The education system has the tentacles of systemic racism, inequity and bias embedded in its foundation. To counter this, we need to work together. A former colleague and I discussed ways Black and white women teachers could work together for students.
We had a rich conversation before, during and after our video. One point my former colleague mentioned was the fact that she was not afraid of bringing up uncomfortable topics.
Neither am I. As a Black woman, even if I’m not thinking about race, I have found myself accused of pulling the race card. If the students I serve are Black, then yes, race is involved. I am speaking up for them just as I would for any student.
At some point, you have to stop talking about the problems and move toward solutions. In education, there are a lot of problems. None of those problems will be fixed overnight; however, the problems will only worsen if we do nothing.
This is why Ed Post’s Jane Crow: Then and Now series is essential. This series challenges white women to become true allies and accomplices–like my colleague in the video–when it comes to educating all children.
Making Schools Work for Everyone
The reality is that most teachers in K-12 schools are white and female. They may live in the community where they teach or drive into it. Regardless, they become part of the community when they choose to teach at the school.
As a Black educator, I want to make K-12 schools the best setting possible for students, especially for students who are Black like me. Logically, the best path forward is for everyone to work together.
However, that can be thwarted by jealousy laced with racism, when a white female teacher doesn’t want a Black teacher to perform better. I have lived that experience, too. It shouldn’t be a competition between teachers. It should be every teacher getting better and being better for their students.
However, being the lonely only (which means being the only Black person) can make it hard to speak up. Having an ally/accomplice to back me or even make the request on my behalf is better for students.
Hearing All Voices
Ideally, I don’t want to have to communicate ideas through a white face. However, I care about students so much that I have taken a Malcolm X “by-any-means-necessary” approach.
One time, I was at a school with students with difficult behaviors. Teachers started coming up with incentives to bribe students to behave. The problem was the bribes were not what students wanted, and they did not get to the root of the problem of what was causing students to misbehave. This meant the behavior continued.
Several times before, I had mentioned talking to students and asking them what they needed to be successful. The idea was dismissed. I talked to a white female colleague who said she would speak up about the idea at the next meeting.
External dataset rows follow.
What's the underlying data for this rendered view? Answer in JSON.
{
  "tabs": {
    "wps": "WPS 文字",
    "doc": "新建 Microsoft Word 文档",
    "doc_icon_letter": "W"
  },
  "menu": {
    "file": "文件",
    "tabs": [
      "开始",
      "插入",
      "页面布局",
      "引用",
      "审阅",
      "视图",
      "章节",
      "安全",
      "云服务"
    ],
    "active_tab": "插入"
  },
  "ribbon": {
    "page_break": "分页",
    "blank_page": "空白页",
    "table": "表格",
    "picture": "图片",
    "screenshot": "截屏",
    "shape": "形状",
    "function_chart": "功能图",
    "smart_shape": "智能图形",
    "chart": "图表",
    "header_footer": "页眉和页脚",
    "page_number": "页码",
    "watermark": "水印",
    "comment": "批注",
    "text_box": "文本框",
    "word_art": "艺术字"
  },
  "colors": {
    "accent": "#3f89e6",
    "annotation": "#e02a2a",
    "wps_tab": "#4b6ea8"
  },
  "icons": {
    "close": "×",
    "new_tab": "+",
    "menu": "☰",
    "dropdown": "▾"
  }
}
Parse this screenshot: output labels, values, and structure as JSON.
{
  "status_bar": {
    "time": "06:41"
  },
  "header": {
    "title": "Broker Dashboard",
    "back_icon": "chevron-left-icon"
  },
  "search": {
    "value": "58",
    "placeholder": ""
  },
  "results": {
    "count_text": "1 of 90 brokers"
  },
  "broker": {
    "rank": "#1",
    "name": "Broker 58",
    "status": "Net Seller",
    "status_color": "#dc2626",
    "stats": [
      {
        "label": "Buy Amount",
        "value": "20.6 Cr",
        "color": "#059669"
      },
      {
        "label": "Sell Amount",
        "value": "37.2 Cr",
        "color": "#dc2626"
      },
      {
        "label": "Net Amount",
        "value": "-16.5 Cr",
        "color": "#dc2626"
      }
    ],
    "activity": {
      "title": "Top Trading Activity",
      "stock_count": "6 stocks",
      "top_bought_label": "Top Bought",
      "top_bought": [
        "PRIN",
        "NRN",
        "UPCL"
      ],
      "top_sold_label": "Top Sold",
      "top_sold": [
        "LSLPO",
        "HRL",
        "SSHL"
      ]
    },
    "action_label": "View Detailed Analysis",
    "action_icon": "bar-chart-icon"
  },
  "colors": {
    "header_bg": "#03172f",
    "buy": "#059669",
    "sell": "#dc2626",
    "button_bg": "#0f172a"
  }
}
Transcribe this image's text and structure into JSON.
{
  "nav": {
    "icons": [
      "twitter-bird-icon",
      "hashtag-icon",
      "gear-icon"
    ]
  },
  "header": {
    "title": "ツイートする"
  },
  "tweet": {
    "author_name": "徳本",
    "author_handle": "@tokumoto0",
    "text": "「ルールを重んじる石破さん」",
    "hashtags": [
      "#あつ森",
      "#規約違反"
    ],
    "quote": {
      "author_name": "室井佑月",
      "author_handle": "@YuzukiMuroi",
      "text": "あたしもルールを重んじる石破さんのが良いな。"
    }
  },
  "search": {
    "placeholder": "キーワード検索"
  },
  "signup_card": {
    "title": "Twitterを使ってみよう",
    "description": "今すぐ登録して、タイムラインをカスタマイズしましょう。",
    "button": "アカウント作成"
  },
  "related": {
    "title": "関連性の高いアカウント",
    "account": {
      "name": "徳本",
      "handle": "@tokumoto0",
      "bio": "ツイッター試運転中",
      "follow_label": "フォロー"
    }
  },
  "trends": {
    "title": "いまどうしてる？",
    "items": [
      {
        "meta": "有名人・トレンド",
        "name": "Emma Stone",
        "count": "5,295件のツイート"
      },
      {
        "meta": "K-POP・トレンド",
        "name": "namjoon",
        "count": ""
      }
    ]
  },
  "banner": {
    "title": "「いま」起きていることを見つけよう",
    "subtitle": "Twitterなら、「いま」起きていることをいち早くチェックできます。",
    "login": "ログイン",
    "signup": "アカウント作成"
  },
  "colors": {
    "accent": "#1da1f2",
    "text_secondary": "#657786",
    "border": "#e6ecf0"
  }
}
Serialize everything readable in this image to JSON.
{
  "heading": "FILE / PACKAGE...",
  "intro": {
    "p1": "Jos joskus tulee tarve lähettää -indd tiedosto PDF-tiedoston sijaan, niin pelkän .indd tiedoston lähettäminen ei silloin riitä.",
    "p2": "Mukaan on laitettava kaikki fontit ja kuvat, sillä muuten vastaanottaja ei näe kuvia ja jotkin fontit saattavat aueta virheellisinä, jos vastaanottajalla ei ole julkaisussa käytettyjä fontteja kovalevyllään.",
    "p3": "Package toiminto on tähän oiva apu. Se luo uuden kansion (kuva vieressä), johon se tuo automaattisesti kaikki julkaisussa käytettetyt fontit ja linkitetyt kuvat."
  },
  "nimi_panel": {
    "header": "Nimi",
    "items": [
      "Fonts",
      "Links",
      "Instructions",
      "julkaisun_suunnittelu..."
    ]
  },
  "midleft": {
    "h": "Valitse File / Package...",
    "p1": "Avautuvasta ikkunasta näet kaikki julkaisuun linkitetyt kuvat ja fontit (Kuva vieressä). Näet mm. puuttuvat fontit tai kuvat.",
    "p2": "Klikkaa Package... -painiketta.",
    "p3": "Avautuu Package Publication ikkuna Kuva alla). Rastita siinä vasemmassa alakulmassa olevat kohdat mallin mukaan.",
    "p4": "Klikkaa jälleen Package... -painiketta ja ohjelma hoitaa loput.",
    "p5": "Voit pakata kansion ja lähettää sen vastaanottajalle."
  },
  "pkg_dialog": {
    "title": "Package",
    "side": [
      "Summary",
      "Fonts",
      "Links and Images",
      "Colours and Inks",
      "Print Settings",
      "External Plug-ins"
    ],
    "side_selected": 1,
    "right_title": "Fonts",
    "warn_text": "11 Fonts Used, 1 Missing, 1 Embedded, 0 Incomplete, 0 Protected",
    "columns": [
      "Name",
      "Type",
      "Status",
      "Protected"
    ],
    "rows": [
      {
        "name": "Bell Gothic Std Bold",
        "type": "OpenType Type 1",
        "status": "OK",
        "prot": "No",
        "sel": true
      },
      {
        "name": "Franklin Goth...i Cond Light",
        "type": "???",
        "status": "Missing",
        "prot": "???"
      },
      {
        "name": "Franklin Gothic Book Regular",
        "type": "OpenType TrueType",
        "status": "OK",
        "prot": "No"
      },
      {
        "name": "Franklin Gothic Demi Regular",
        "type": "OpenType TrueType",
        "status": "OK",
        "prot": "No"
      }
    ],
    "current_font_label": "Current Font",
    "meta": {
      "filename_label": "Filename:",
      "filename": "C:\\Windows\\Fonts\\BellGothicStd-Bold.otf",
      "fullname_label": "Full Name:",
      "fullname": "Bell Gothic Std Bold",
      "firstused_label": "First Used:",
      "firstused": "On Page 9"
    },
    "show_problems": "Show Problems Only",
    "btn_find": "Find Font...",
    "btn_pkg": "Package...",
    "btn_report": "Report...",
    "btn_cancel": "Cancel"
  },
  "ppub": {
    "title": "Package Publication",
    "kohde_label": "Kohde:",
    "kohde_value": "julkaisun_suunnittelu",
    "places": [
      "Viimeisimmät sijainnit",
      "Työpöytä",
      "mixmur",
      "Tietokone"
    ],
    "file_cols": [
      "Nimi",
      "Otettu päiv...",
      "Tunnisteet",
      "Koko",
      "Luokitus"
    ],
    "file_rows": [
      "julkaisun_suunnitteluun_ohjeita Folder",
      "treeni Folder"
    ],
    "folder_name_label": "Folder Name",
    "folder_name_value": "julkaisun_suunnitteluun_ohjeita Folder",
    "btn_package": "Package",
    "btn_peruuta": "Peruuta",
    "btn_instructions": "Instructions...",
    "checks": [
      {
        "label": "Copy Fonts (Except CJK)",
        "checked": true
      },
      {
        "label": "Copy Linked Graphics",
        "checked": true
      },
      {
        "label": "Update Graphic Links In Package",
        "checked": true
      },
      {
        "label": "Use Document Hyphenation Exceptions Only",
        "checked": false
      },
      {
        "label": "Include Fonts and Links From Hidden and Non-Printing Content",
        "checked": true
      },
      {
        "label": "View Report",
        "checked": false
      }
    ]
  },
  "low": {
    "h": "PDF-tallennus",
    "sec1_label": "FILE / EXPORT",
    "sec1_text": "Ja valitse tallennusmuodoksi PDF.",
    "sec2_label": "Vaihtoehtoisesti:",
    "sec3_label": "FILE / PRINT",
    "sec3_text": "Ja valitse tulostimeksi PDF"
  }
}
Surprise, surprise, when she proposed it, the idea was accepted. Students had an opportunity to share their feelings. Some students simply wanted to be heard, and others needed some support. The end result? The behavior issues decreased.
I have been an educator for nearly two decades. I have former students who have kids. It is a great joy to hear how a decision I pushed through with a white ally benefited former students as well as put them in a better position for their families.
I do hope that one day all educators are heard regardless of race, but as we are working toward a post-racial society, we have to do what we can while we are on the road to that future.
Shawnta (Shawn-tay) S. Barnes, also known as Educator Barnes, is a married mother of identical twin boys. She navigates education from not only the educator’s perspective but also the parent’s perspective. She has been an educator for nearly two decades. Shawnta works with K-12 schools, universities, & education adjacent organizations through her education consulting business Blazing Brilliance. ...